====== Record extracts ======

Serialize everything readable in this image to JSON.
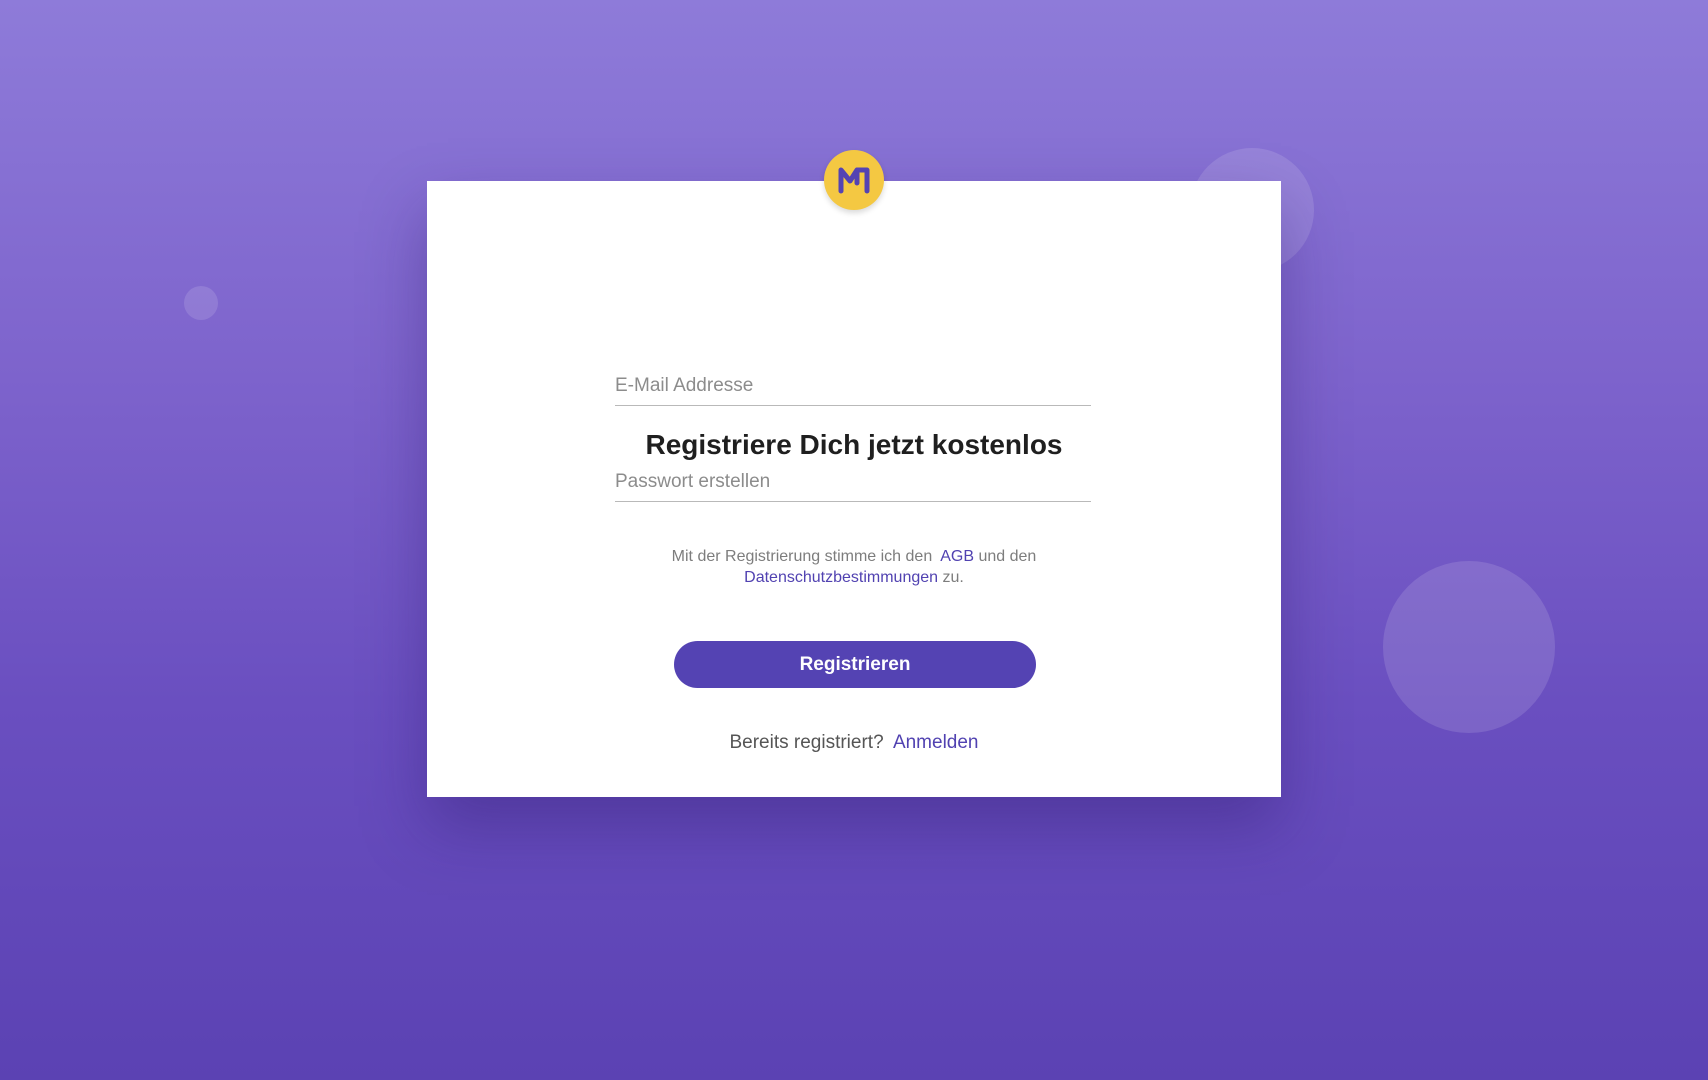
{
  "colors": {
    "background_top": "#8e7bd9",
    "background_bottom": "#5b42b3",
    "card": "#ffffff",
    "accent": "#5443b3",
    "logo_bg": "#f4c842",
    "logo_mark": "#5443b3"
  },
  "logo": {
    "icon": "m-logo-icon"
  },
  "form": {
    "title": "Registriere Dich jetzt kostenlos",
    "email_placeholder": "E-Mail Addresse",
    "email_value": "",
    "password_placeholder": "Passwort erstellen",
    "password_value": "",
    "terms_prefix": "Mit der Registrierung stimme ich den",
    "terms_agb": "AGB",
    "terms_middle": "und den",
    "terms_privacy": "Datenschutzbestimmungen",
    "terms_suffix": "zu.",
    "submit_label": "Registrieren",
    "login_prompt": "Bereits registriert?",
    "login_link": "Anmelden"
  }
}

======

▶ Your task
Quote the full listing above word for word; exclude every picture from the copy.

▶ Result of the task
Serialize everything readable in this image to JSON.
{
  "colors": {
    "background_top": "#8e7bd9",
    "background_bottom": "#5b42b3",
    "card": "#ffffff",
    "accent": "#5443b3",
    "logo_bg": "#f4c842",
    "logo_mark": "#5443b3"
  },
  "logo": {
    "icon": "m-logo-icon"
  },
  "form": {
    "title": "Registriere Dich jetzt kostenlos",
    "email_placeholder": "E-Mail Addresse",
    "email_value": "",
    "password_placeholder": "Passwort erstellen",
    "password_value": "",
    "terms_prefix": "Mit der Registrierung stimme ich den",
    "terms_agb": "AGB",
    "terms_middle": "und den",
    "terms_privacy": "Datenschutzbestimmungen",
    "terms_suffix": "zu.",
    "submit_label": "Registrieren",
    "login_prompt": "Bereits registriert?",
    "login_link": "Anmelden"
  }
}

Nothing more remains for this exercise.